Happy New Year with Queen Victoria, 1842.
This official portrait and its pendant depicting Prince Albert (RCIN 401412) were the first to be commissioned by Queen Victoria and her husband from the German artist Franx Xaver Winterhalter, who would become their favoured contemporary painter and would produce over one hundred works in oil for his royal patrons between 1842 and 1871. Winterhalter was recommended to the Queen by Queen Louise of the Belgians, wife of her uncle Leopold, who described the artist in a letter to Queen Victoria as 'an excellent man full of zeal for his art, of goodwill, obligingness and real modesty' (RA VIC/ MAIN/ Y/ 9/ 77). He first arrived in London in May 1842 and returned each summer or autumn for six or seven weeks for many years.
Queen Victoria wears a white silk and lace evening dress with a number of items of jewellery of significant sentimental value. The sapphire and diamond brooch pinned to her bodice was a wedding gift from Prince Albert. The sapphire and diamond tiara is unconventionally worn at the back of the head over the fashionable plaited and looped hairstyle.
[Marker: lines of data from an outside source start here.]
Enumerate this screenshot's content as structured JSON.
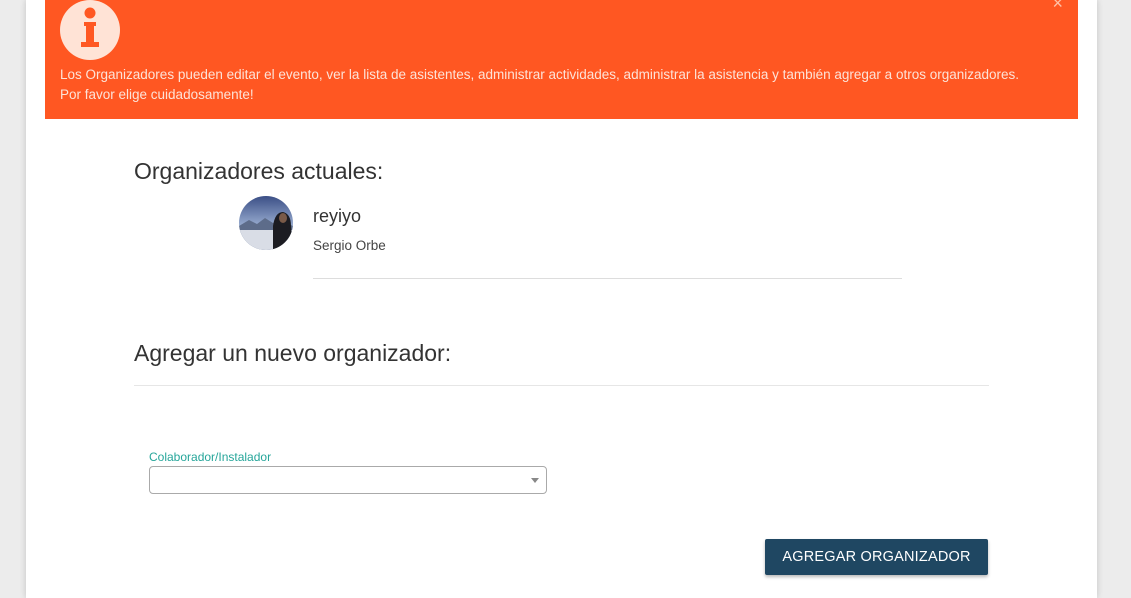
{
  "colors": {
    "alert_bg": "#ff5722",
    "button_bg": "#1f4762",
    "label_accent": "#26a69a"
  },
  "alert": {
    "icon": "info-icon",
    "close_label": "×",
    "line1": "Los Organizadores pueden editar el evento, ver la lista de asistentes, administrar actividades, administrar la asistencia y también agregar a otros organizadores.",
    "line2": "Por favor elige cuidadosamente!"
  },
  "current_organizers": {
    "heading": "Organizadores actuales:",
    "items": [
      {
        "username": "reyiyo",
        "full_name": "Sergio Orbe"
      }
    ]
  },
  "new_organizer": {
    "heading": "Agregar un nuevo organizador:",
    "field_label": "Colaborador/Instalador",
    "selected_value": "",
    "button_label": "AGREGAR ORGANIZADOR"
  }
}
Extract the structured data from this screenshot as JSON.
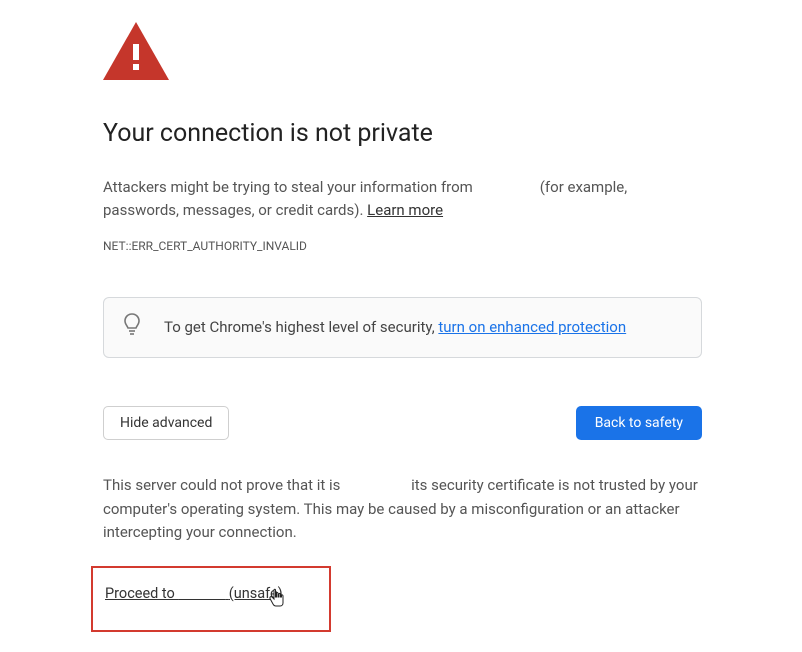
{
  "warning": {
    "title": "Your connection is not private",
    "body_a": "Attackers might be trying to steal your information from ",
    "body_b": " (for example, passwords, messages, or credit cards). ",
    "learn_more": "Learn more",
    "error_code": "NET::ERR_CERT_AUTHORITY_INVALID"
  },
  "tip": {
    "prefix": "To get Chrome's highest level of security, ",
    "link": "turn on enhanced protection"
  },
  "buttons": {
    "hide_advanced": "Hide advanced",
    "back_to_safety": "Back to safety"
  },
  "advanced": {
    "explain_a": "This server could not prove that it is ",
    "explain_b": " its security certificate is not trusted by your computer's operating system. This may be caused by a misconfiguration or an attacker intercepting your connection.",
    "proceed_a": "Proceed to ",
    "proceed_b": " (unsafe)"
  }
}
Probably designed by the Prince in the year the portrait was painted, the tiara is said to have been inspired by a portrait of Henrietta Maria in the manner of Van Dyck (London, National Portrait Gallery, no. 1247). The necklace is probably the locket containing Prince Albert's hair which had been a gift from Queen Louise of the Belgians. The spray of roses held by the Queen is also strikingly reminiscent of Van Dyck's English portraits. The extravagant use of lace reflects the Queen's known desire to encourage British producers such as those in Honiton.
Continues in the comments 👇🏻
15 1,5911 January, 2020
• Beeston Castle, Cheshire • A very striking ruin built on a rocky sandstone crag in Cheshire with views out to the Welsh mountains. This commanding castle was built in the 1220s by Ranulf of Chester on his return from the Crusades. Ranulf is considered as one of the last relics of the powerful aristocracy that was established post-conquest. His castle had no living quarters as its purpose was purely military. No keep was built either, as the castle made use of the sheer rock upon which it was built as a natural defence. It stands 350m tall above the Cheshire plain and in medieval documents, Beeston Castle was referred to as Castellum de Rupe - the Castle on the Rock.
6 2736 February, 2020
The Wedding of Queen Victoria and Prince Albert - The Young Victoria (film) and Victoria series by ITV